■ What the exercise asks:
Look for "Masai" in the records and copy every line that has it.

Records excerpted from a collection:
━━━
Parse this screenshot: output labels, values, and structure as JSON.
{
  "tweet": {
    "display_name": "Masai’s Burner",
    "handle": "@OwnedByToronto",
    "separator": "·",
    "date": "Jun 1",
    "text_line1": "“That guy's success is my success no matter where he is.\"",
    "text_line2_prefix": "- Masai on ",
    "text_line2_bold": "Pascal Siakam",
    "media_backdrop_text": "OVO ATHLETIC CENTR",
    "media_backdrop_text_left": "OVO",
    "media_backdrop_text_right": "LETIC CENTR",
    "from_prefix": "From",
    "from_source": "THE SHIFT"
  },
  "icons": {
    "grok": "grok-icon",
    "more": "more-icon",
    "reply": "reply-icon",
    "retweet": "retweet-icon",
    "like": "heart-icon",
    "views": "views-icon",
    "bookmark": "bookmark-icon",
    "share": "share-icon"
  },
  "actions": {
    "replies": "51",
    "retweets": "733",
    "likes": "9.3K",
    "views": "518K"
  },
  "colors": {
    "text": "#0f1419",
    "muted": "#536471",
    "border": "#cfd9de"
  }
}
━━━
■ Exercise answer:
    "display_name": "Masai’s Burner",
    "text_line2_prefix": "- Masai on ",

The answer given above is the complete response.